Though the deal, announced by the regulatory Office of Comptroller of the Currency and the Federal Reserve, is reportedly an $8.5bn settlement, only $3.3bn will go directly to eligible borrowers while the remaining $5.2bn will go to banks in the form of "credits" for actions they take to avoid foreclosures, such as providing loan modifications.
"It’s bad enough to see long suffering homeowners take it once again in the chin, thanks to the way the bank regulators prostrate themselves before their supposed charges. It adds insult to injury to see this type of ritualized sellout yet again presented as a boon for consumers," writes Yves Smith at Naked Capitalism.
The settlement is in specific regard to the practice of 'robo-signing' where "big banks, swamped with thousands of foreclosure filings, allegedly used an automated system to sign off on foreclosures, rather than personally reviewing each case," Al Jazeera explains.
This complete lack of review often resulted in excessive mortgage fees, improper documentation of mortgage modifications and, according to Political Economy Research Institute economist James Heintz, "many foreclosures went forward when they didn't really have to happen."
Yves Smith compares the paltry "less than $2,000 to perhaps $8,500" settlement in comparison to some of the harm some borrowers have suffered with a statement posted by one of the file reviewers.
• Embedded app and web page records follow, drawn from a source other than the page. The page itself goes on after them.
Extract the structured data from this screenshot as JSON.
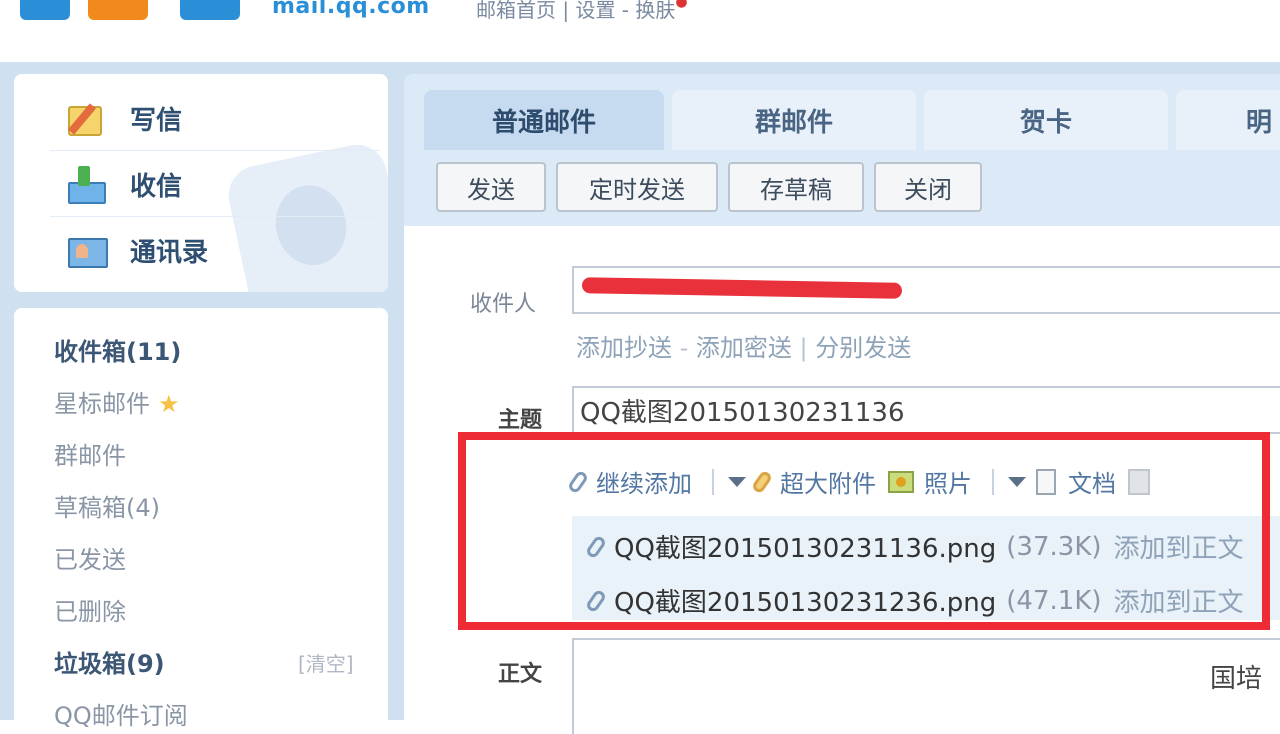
{
  "header": {
    "domain": "mail.qq.com",
    "links": "邮箱首页 | 设置 - 换肤"
  },
  "quick_actions": [
    {
      "label": "写信",
      "icon": "compose-icon"
    },
    {
      "label": "收信",
      "icon": "inbox-download-icon"
    },
    {
      "label": "通讯录",
      "icon": "contacts-icon"
    }
  ],
  "folders": [
    {
      "label": "收件箱(11)"
    },
    {
      "label": "星标邮件"
    },
    {
      "label": "群邮件"
    },
    {
      "label": "草稿箱(4)"
    },
    {
      "label": "已发送"
    },
    {
      "label": "已删除"
    },
    {
      "label": "垃圾箱(9)"
    },
    {
      "label": "QQ邮件订阅"
    }
  ],
  "folder_clear": "[清空]",
  "tabs": [
    "普通邮件",
    "群邮件",
    "贺卡",
    "明"
  ],
  "buttons": [
    "发送",
    "定时发送",
    "存草稿",
    "关闭"
  ],
  "compose": {
    "to_label": "收件人",
    "cc_add": "添加抄送",
    "bcc_add": "添加密送",
    "separate_send": "分别发送",
    "subject_label": "主题",
    "subject_value": "QQ截图20150130231136",
    "body_label": "正文",
    "body_text": "国培"
  },
  "attach_toolbar": {
    "continue_add": "继续添加",
    "large_attach": "超大附件",
    "photo": "照片",
    "document": "文档"
  },
  "attachments": [
    {
      "name": "QQ截图20150130231136.png",
      "size": "(37.3K)",
      "action": "添加到正文"
    },
    {
      "name": "QQ截图20150130231236.png",
      "size": "(47.1K)",
      "action": "添加到正文"
    }
  ],
  "colors": {
    "accent": "#2b8fd8",
    "highlight_border": "#ee2a35",
    "frame": "#cfe0f1"
  }
}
For example, in one case I reviewed the borrower paid approximately 25K to reinstate his mortgage. Then he began to make his mortgage payments as agreed. Each time he made a payment the payment was sent back stating he had to be current for the bank to accept a payment. He made three payments and each time the response was the same. Each time he wrote and called stating he had sent in the $25K to reinstate the loan and had the canceled check to prove it. After several months the bank realized that they had put the 25K in the wrong account. At that time that notified him that they were crediting his account, but because of the delay in receiving the reinstatement funds into the proper account he owed them more interest on the monies, late fees for the payments that had been returned and not credited and he was again in default for failing to continue making his payment. The bank foreclosed when he refused to pay additional interest and late fees for the banks error. I was told that I shouldn’t show that as harm because he did quit making his payments. I refused to do that.
The OCC officials said the details of how the $3.3bn will be distributed had not been finalized, but Prob Publica reports, "no case-by-case effort will be made to sort out who was really the victim of a bank error or abuse and who was not. Instead, basic criteria will be used to assign homeowners to a category, and everyone in the same category will receive the same amount."
Heintz compares the bank bailout with the settlement to actual homeowners:
$7.7 trillion dollars to financial institutions (with the largest banks receiving 60 percent) versus a settlement of [$3.3] billion to families and households. In terms of proportionality, it's just not there. Banks are just not paying enough for what they have done.
There have been no bailout for [households]... It is a drop in the bucket at the very best.
The Guardian adds, "These settlements are good for banks, who are now able to put part of the mortgage mess behind them, and good for regulators, who can claim a victory. They are less good for homeowners, who often get caught up in red tape when trying to get mortgage help."
"This was supposed to be about compensating homeowners for the harm they suffered," said Diane Thompson, a lawyer with the National Consumer Law Center, in response to the foreclosure abuse settlement.